Eschewing a chronological approach or a school-by-school approach, Austin gives the history in six thematic chapters. In Chapter 1, he examines the overall finances of the universities during the Depression and shows in his sample of public universities that state support had severely dropped in all of them by the early 1930s and only began to increase in the late 1930s. New Deal money helped the budgets of many of the universities and colleges.
In Chapter 2, Austin examines the athletic finances and shows how football revenues, although greatly reduced, sustained the universities’ athletic budgets through the Depression. The need for football revenues during the straitened times was a huge factor in administrators justifying support for athletic programs. Most importantly, Austin reveals that, despite the severely tightened budgets, his sample universities managed throughout the Depression to maintain full or almost full support for both male and female sports. He recognizes, though, that some public universities and colleges were forced to cut some minor sports.
In Chapter 3, the author looks at the “competitive democratic athletics” for men and how the values inculcated through their sports programs justified in the administrations their [End Page 109] value in producing leaders in America’s democratic capitalist society through competitive sports. Chapters 4 and 5 are where he explores women’s sports—in Chapter 4, he argues they were shaped by a noncompetitive model that was based on democratic “communal values,” and, in Chapter 5, he looks at the late 1930s’ and early 1940s’ challenges to the anticompetitive model in women sports, notably the launch of the first intercollegiate golf tournament for women in 1941. In Chapter 6, he examines the commercialization of college sports.
The six chapters are bookended by an introduction where Austin presents his topic and thesis and by an epilogue where he looks at the present-day overcommercialized inter-collegiate sports programs that show that the same issues raised by the Carnegie Report are still relevant today.

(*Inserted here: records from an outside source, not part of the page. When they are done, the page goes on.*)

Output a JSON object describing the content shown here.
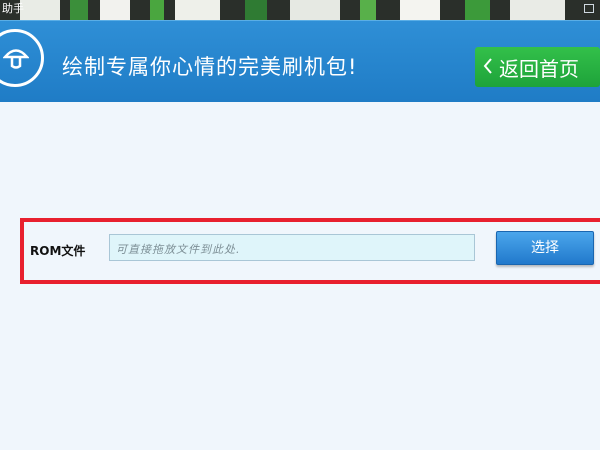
{
  "window": {
    "title": "助手"
  },
  "header": {
    "slogan": "绘制专属你心情的完美刷机包!",
    "home_button_label": "返回首页",
    "home_button_icon": "chevron-left-icon",
    "logo_icon": "mushroom-logo-icon",
    "colors": {
      "banner": "#1f7cc6",
      "home_button": "#1ea33a"
    }
  },
  "form": {
    "rom_label": "ROM文件",
    "file_input": {
      "value": "",
      "placeholder": "可直接拖放文件到此处."
    },
    "select_button_label": "选择",
    "highlight_color": "#e8202e"
  }
}
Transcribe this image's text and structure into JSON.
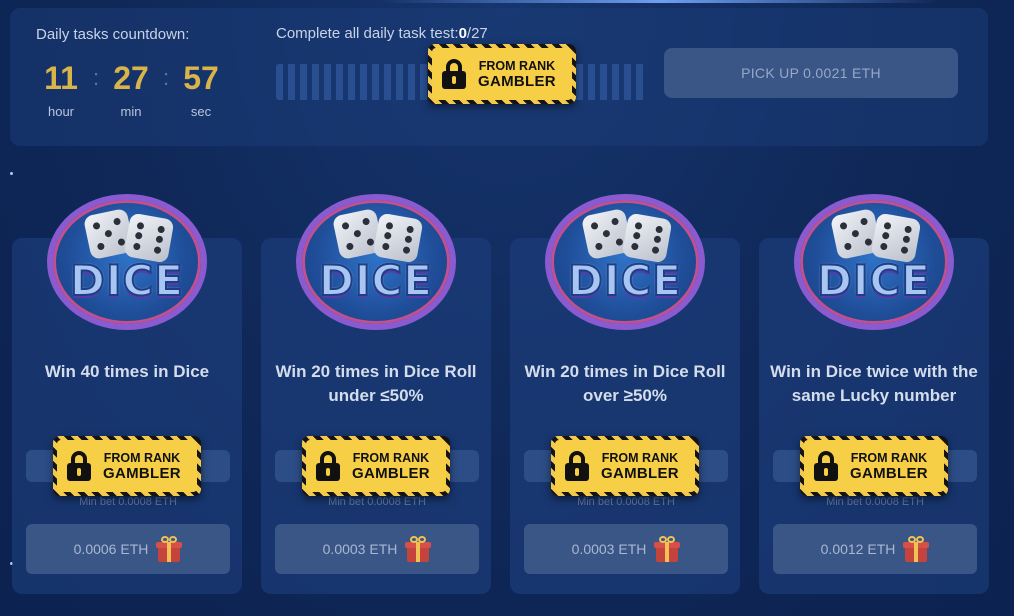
{
  "header": {
    "countdown_title": "Daily tasks countdown:",
    "timer": {
      "hours": "11",
      "hours_label": "hour",
      "minutes": "27",
      "minutes_label": "min",
      "seconds": "57",
      "seconds_label": "sec",
      "separator": ":"
    },
    "complete_prefix": "Complete all daily task test:",
    "complete_done": "0",
    "complete_total": "/27",
    "pickup_label": "PICK UP 0.0021 ETH"
  },
  "rank_badge": {
    "line1": "FROM RANK",
    "line2": "GAMBLER"
  },
  "logo_text": "DICE",
  "cards": [
    {
      "title": "Win 40 times in Dice",
      "min_bet": "Min bet 0.0008 ETH",
      "reward": "0.0006 ETH"
    },
    {
      "title": "Win 20 times in Dice Roll under ≤50%",
      "min_bet": "Min bet 0.0008 ETH",
      "reward": "0.0003 ETH"
    },
    {
      "title": "Win 20 times in Dice Roll over ≥50%",
      "min_bet": "Min bet 0.0008 ETH",
      "reward": "0.0003 ETH"
    },
    {
      "title": "Win in Dice twice with the same Lucky number",
      "min_bet": "Min bet 0.0008 ETH",
      "reward": "0.0012 ETH"
    }
  ],
  "icons": {
    "lock": "lock-icon",
    "gift": "gift-icon"
  },
  "colors": {
    "accent_gold": "#d9b44a",
    "badge_yellow": "#f6cf46",
    "background": "#0f2858"
  }
}
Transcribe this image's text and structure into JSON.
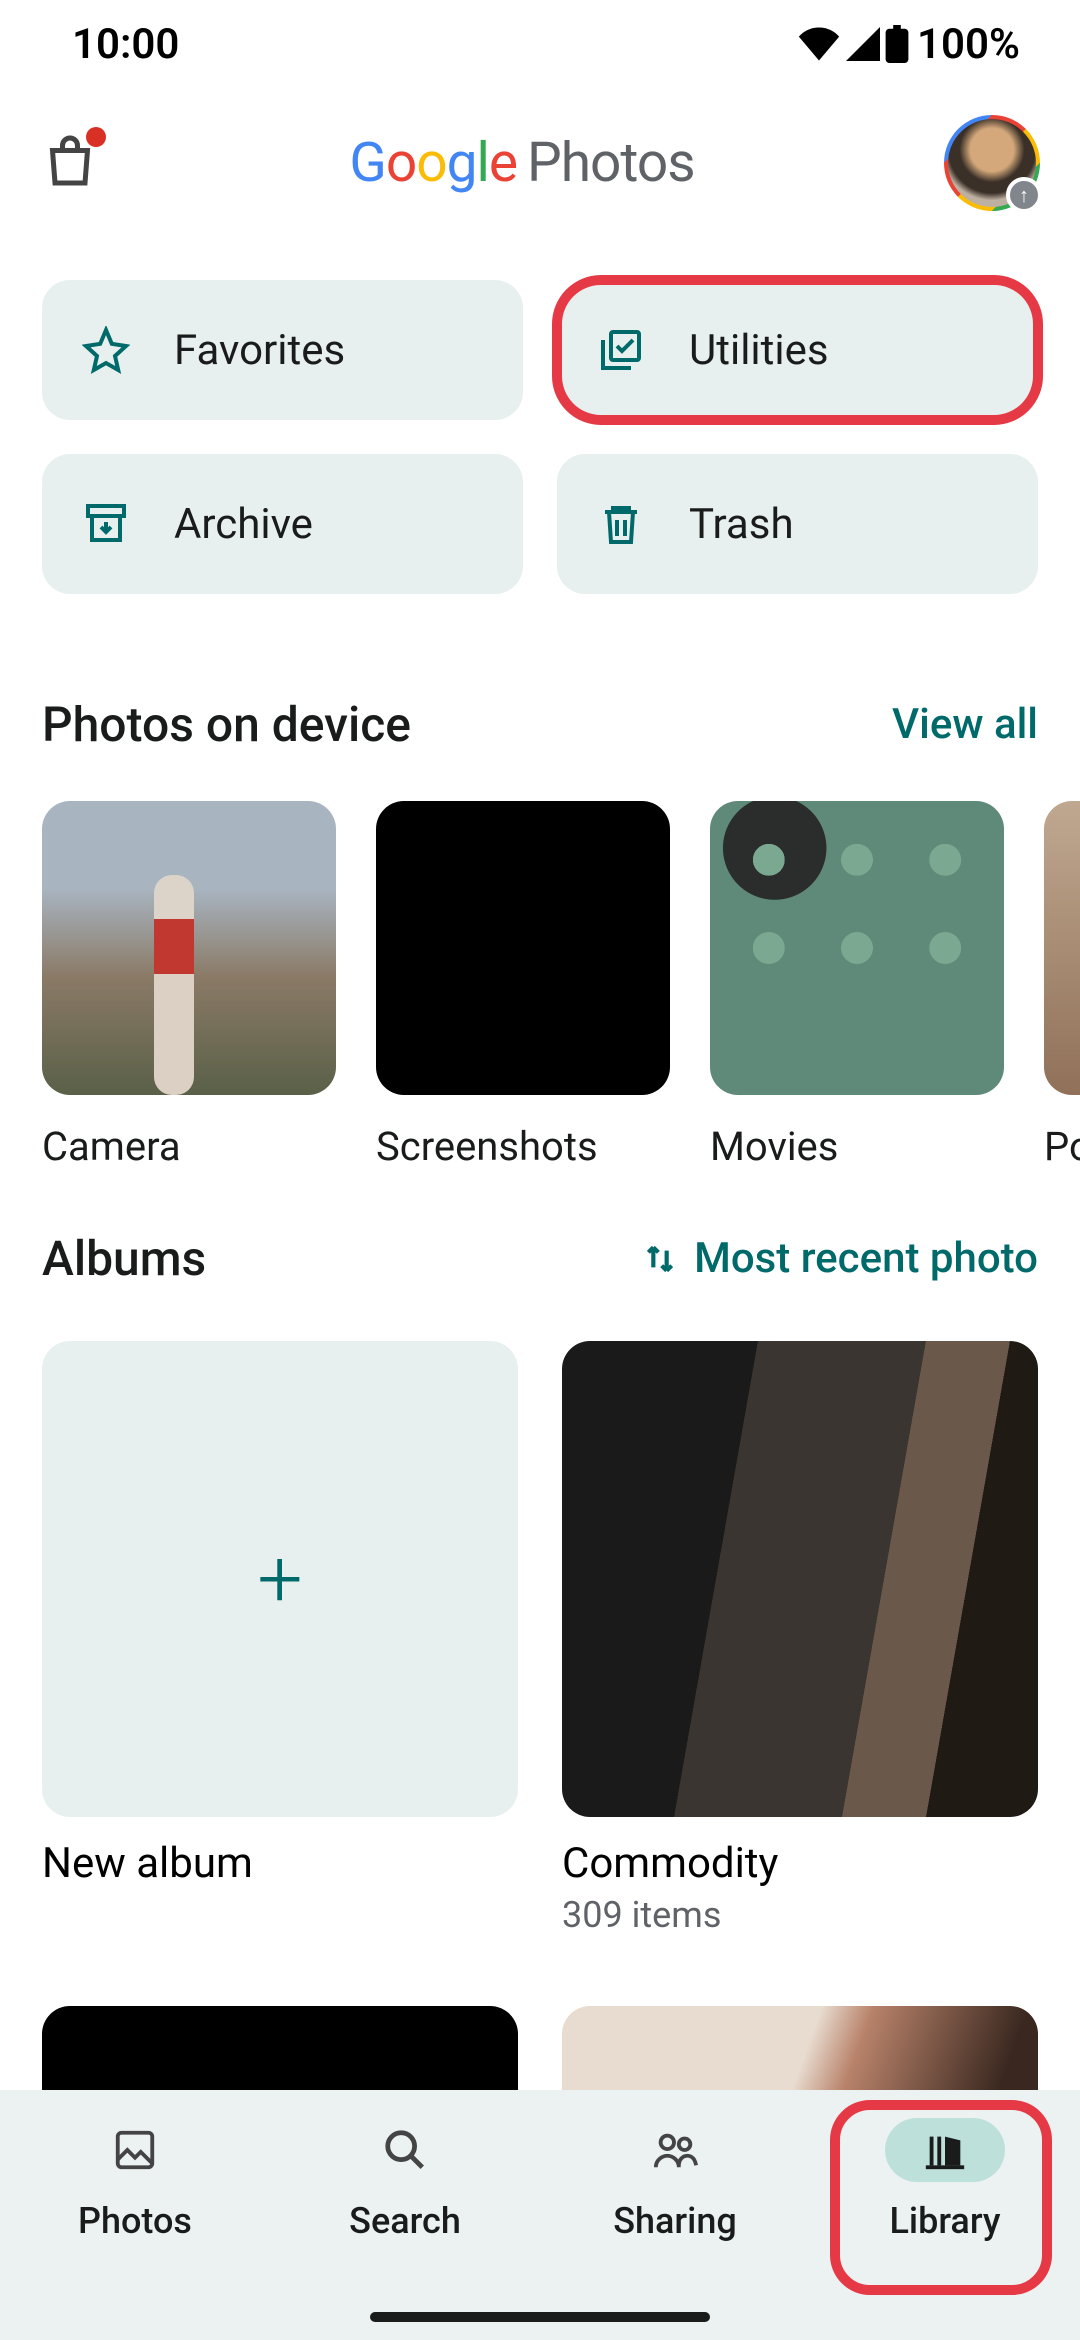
{
  "status": {
    "time": "10:00",
    "battery": "100%"
  },
  "header": {
    "app_name": "Google Photos"
  },
  "chips": {
    "favorites": "Favorites",
    "utilities": "Utilities",
    "archive": "Archive",
    "trash": "Trash"
  },
  "device_section": {
    "title": "Photos on device",
    "view_all": "View all",
    "folders": [
      {
        "label": "Camera"
      },
      {
        "label": "Screenshots"
      },
      {
        "label": "Movies"
      },
      {
        "label": "Po"
      }
    ]
  },
  "albums_section": {
    "title": "Albums",
    "sort": "Most recent photo",
    "new_album": "New album",
    "items": [
      {
        "title": "Commodity",
        "subtitle": "309 items"
      }
    ]
  },
  "nav": {
    "photos": "Photos",
    "search": "Search",
    "sharing": "Sharing",
    "library": "Library"
  }
}
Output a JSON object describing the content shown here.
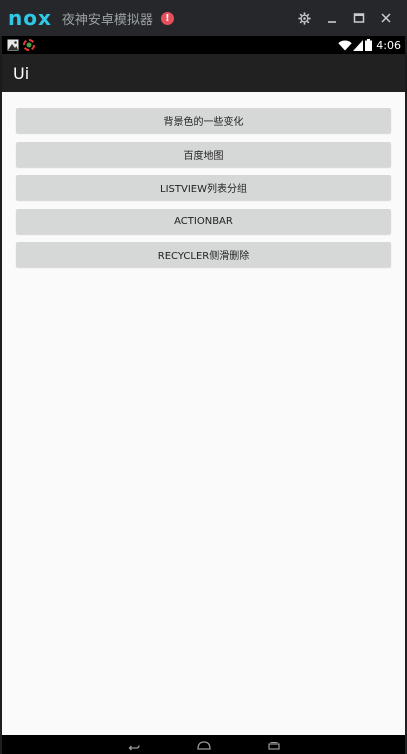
{
  "emulator": {
    "logo": "nox",
    "title": "夜神安卓模拟器",
    "alert": "!",
    "controls": [
      "gear-icon",
      "minimize-icon",
      "maximize-icon",
      "close-icon"
    ]
  },
  "statusbar": {
    "time": "4:06",
    "left_icons": [
      "gallery-notification-icon",
      "app-notification-icon"
    ],
    "right_icons": [
      "wifi-icon",
      "signal-icon",
      "battery-icon"
    ]
  },
  "actionbar": {
    "title": "Ui"
  },
  "buttons": [
    {
      "label": "背景色的一些变化"
    },
    {
      "label": "百度地图"
    },
    {
      "label": "LISTVIEW列表分组"
    },
    {
      "label": "ACTIONBAR"
    },
    {
      "label": "RECYCLER侧滑删除"
    }
  ],
  "navbar": {
    "buttons": [
      "back-icon",
      "home-icon",
      "recents-icon"
    ]
  },
  "colors": {
    "accent": "#2ec9e6",
    "actionbar": "#212121",
    "content_bg": "#fafafa",
    "button_bg": "#d6d7d7",
    "alert": "#e84f5a"
  }
}
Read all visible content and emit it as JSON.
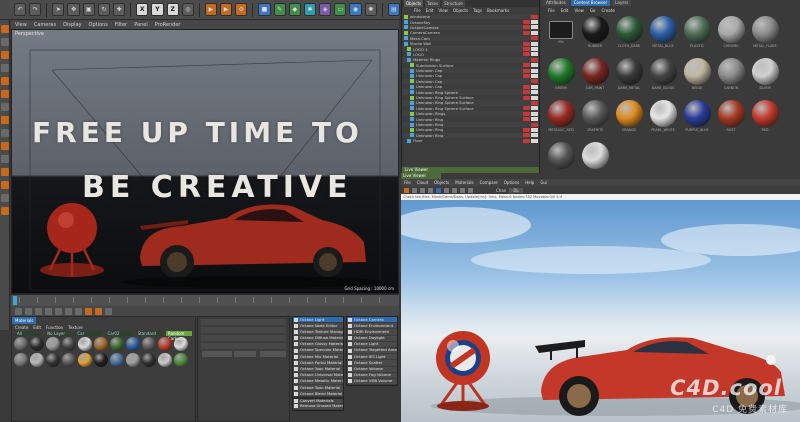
{
  "colors": {
    "accent_blue": "#2f6db0",
    "accent_orange": "#c86a1e",
    "car_red": "#c4382a",
    "sky": "#9cc3e6"
  },
  "toolbar": {
    "axis_buttons": [
      "X",
      "Y",
      "Z"
    ]
  },
  "viewport": {
    "menu": [
      "View",
      "Cameras",
      "Display",
      "Options",
      "Filter",
      "Panel",
      "ProRender"
    ],
    "label": "Perspective",
    "headline_line1": "FREE UP TIME TO",
    "headline_line2": "BE CREATIVE",
    "grid_spacing": "Grid Spacing : 10000 cm"
  },
  "material_manager": {
    "tab": "Materials",
    "menu": [
      "Create",
      "Edit",
      "Function",
      "Texture"
    ],
    "columns": [
      "All",
      "No Layer",
      "Car",
      "Car02",
      "Standard",
      "Random Carbon"
    ],
    "swatches": [
      {
        "color": "#6d6d6d"
      },
      {
        "color": "#2d2d2d"
      },
      {
        "color": "#9a9a9a"
      },
      {
        "color": "#444444"
      },
      {
        "color": "#d8d8d8"
      },
      {
        "color": "#a56a2a"
      },
      {
        "color": "#3d6e32"
      },
      {
        "color": "#2b5fa8"
      },
      {
        "color": "#5a5a5a"
      },
      {
        "color": "#c23b2b"
      },
      {
        "color": "#dcdcdc"
      },
      {
        "color": "#7a7a7a"
      },
      {
        "color": "#b7b7b7"
      },
      {
        "color": "#333333"
      },
      {
        "color": "#585858"
      },
      {
        "color": "#e0a030"
      },
      {
        "color": "#1e1e1e"
      },
      {
        "color": "#466e9e"
      },
      {
        "color": "#9c9c9c"
      },
      {
        "color": "#2f2f2f"
      },
      {
        "color": "#c9c9c9"
      },
      {
        "color": "#4d8c3a"
      }
    ]
  },
  "octane_menu_left": {
    "items": [
      "Octane Light",
      "Octane Node Editor",
      "Octane Texture Manager",
      "Octane Diffuse Material",
      "Octane Glossy Material",
      "Octane Specular Material",
      "Octane Mix Material",
      "Octane Portal Material",
      "Octane Toon Material",
      "Octane Universal Material",
      "Octane Metallic Material",
      "Octane Toon Material",
      "Octane Blend Material",
      "Convert Materials",
      "Remove Unused Materials"
    ]
  },
  "octane_menu_right": {
    "items": [
      "Octane Camera",
      "Octane Environment",
      "HDRI Environment",
      "Octane Daylight",
      "Octane Light",
      "Octane Targetted Arealight",
      "Octane IES Light",
      "Octane Scatter",
      "Octane Volume",
      "Octane Fog Volume",
      "Octane VDB Volume"
    ]
  },
  "object_manager": {
    "tabs": [
      "Objects",
      "Takes",
      "Structure"
    ],
    "menu": [
      "File",
      "Edit",
      "View",
      "Objects",
      "Tags",
      "Bookmarks"
    ],
    "rows": [
      "windscene",
      "OctaneSky",
      "OctaneCamera",
      "CameraCamera",
      "Mesh.Cam",
      "Studio Wall",
      "LOGO 1",
      "LOGO",
      "Material Rings",
      "Subdivision Surface",
      "Unknown Cap",
      "Unknown Cap",
      "Unknown Cap",
      "Unknown Cap",
      "Unknown Ring Sphere",
      "Unknown Ring Sphere Surface",
      "Unknown Ring Sphere Surface",
      "Unknown Ring Sphere Surface",
      "Unknown Rings",
      "Unknown Ring",
      "Unknown Ring",
      "Unknown Ring",
      "Unknown Ring",
      "Floor"
    ],
    "bottom_tab": "Live Viewer"
  },
  "content_browser": {
    "tabs": [
      "Attributes",
      "Content Browser",
      "Layers"
    ],
    "menu": [
      "File",
      "Edit",
      "View",
      "Go",
      "Create"
    ],
    "items": [
      {
        "label": "file",
        "folder": true
      },
      {
        "label": "RUBBER",
        "color": "#1a1a1a"
      },
      {
        "label": "CLOTH_DARK",
        "color": "#2c5a3a"
      },
      {
        "label": "METAL_BLUE",
        "color": "#2b5fa8"
      },
      {
        "label": "PLASTIC",
        "color": "#4c6d55"
      },
      {
        "label": "CHROME",
        "color": "#a9a9a9"
      },
      {
        "label": "METAL_FLAKE",
        "color": "#8c8c8c"
      },
      {
        "label": "GREEN",
        "color": "#1f7a2a"
      },
      {
        "label": "CAR_PAINT",
        "color": "#7a2620"
      },
      {
        "label": "DARK_METAL",
        "color": "#3a3a3a"
      },
      {
        "label": "DARK_GLOSS",
        "color": "#444444"
      },
      {
        "label": "BEIGE",
        "color": "#bfb7a1"
      },
      {
        "label": "CARBON",
        "color": "#8c8c8c"
      },
      {
        "label": "SILVER",
        "color": "#d0d0d0"
      },
      {
        "label": "METALLIC_RED",
        "color": "#9a2a22"
      },
      {
        "label": "GRAPHITE",
        "color": "#5a5a5a"
      },
      {
        "label": "ORANGE",
        "color": "#e08b1f"
      },
      {
        "label": "PEARL_WHITE",
        "color": "#e6e6e6"
      },
      {
        "label": "PURPLE_BLUE",
        "color": "#2a3d9a"
      },
      {
        "label": "RUST",
        "color": "#a83a22"
      },
      {
        "label": "RED",
        "color": "#c43a2c"
      },
      {
        "label": "",
        "color": "#555555"
      },
      {
        "label": "",
        "color": "#dcdcdc"
      }
    ]
  },
  "live_viewer": {
    "menu": [
      "File",
      "Cloud",
      "Objects",
      "Materials",
      "Compare",
      "Options",
      "Help",
      "Gui"
    ],
    "channel_label": "Chan",
    "channel_value": "DL",
    "status": "Check tex-files. Mesh/Cams/Daas. Update[ms]: 0ms. Mesh:6 Nodes:782 Movable:0/0 4.4"
  },
  "watermark": {
    "line1": "C4D.cool",
    "line2": "C4D 免费素材库"
  }
}
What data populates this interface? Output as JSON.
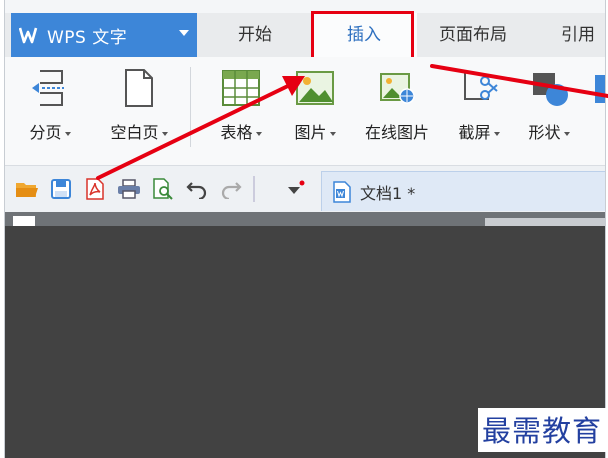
{
  "app": {
    "name": "WPS 文字"
  },
  "tabs": {
    "home": "开始",
    "insert": "插入",
    "layout": "页面布局",
    "references": "引用"
  },
  "ribbon": {
    "page_break": "分页",
    "blank_page": "空白页",
    "table": "表格",
    "picture": "图片",
    "online_picture": "在线图片",
    "screenshot": "截屏",
    "shapes": "形状"
  },
  "document": {
    "tab_name": "文档1 *"
  },
  "watermark": "最需教育",
  "colors": {
    "app_blue": "#3d86d8",
    "annotation_red": "#e60012",
    "workspace": "#424242"
  }
}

Austin provides sufficient evidence in his quoted documents that supports his thesis of how educational leaders presented an ideology that buttressed the role of sports and recreations in their higher educational institutions during the Great Depression and, thus, has made a worthwhile contribution to our understanding of...